▶ **RECORDS PROVIDED**:
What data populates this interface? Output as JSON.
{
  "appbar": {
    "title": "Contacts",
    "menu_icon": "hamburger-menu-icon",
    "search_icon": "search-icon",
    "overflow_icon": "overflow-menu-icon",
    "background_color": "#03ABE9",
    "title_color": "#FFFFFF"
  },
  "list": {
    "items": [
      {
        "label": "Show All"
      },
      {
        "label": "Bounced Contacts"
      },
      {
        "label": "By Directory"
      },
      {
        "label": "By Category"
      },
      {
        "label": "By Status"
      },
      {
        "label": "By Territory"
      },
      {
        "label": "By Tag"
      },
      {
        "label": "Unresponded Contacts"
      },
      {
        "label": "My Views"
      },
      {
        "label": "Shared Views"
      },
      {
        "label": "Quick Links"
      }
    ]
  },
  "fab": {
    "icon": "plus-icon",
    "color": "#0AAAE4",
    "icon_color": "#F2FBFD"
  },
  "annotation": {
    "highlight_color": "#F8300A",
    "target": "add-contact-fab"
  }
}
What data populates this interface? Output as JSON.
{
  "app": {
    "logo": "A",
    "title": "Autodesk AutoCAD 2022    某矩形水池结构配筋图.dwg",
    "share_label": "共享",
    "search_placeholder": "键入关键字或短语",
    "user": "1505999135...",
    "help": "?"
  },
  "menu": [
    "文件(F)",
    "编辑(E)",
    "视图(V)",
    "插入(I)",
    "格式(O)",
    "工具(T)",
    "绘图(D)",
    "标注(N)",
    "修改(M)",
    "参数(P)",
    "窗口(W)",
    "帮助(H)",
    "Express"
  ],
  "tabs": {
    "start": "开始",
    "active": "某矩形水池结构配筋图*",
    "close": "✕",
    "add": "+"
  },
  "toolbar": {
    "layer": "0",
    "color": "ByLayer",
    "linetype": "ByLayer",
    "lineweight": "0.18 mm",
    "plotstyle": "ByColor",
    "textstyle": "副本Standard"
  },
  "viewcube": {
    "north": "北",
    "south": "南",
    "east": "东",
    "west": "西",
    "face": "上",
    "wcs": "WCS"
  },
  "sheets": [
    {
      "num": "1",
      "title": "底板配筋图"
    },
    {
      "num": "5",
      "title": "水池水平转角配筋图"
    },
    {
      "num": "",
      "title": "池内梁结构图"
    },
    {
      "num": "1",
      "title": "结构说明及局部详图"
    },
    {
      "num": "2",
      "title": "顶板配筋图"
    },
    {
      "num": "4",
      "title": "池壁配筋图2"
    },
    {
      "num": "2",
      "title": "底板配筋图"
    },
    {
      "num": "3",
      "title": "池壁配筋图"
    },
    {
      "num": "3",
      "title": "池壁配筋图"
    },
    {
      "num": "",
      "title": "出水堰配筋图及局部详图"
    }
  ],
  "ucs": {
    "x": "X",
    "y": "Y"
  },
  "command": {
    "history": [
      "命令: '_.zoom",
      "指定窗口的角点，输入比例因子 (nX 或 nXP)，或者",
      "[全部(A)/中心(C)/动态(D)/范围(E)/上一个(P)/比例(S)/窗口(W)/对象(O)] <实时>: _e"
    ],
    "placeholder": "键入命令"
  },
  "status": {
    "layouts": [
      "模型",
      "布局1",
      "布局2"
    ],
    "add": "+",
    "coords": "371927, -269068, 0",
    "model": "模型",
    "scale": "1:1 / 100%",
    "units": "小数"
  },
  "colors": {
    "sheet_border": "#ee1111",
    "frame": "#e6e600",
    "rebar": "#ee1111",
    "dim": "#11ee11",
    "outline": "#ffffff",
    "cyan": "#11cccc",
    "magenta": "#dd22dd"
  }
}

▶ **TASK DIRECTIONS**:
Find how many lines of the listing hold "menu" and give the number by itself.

▶ **RESPONSE FOR THIS EXERCISE**:
3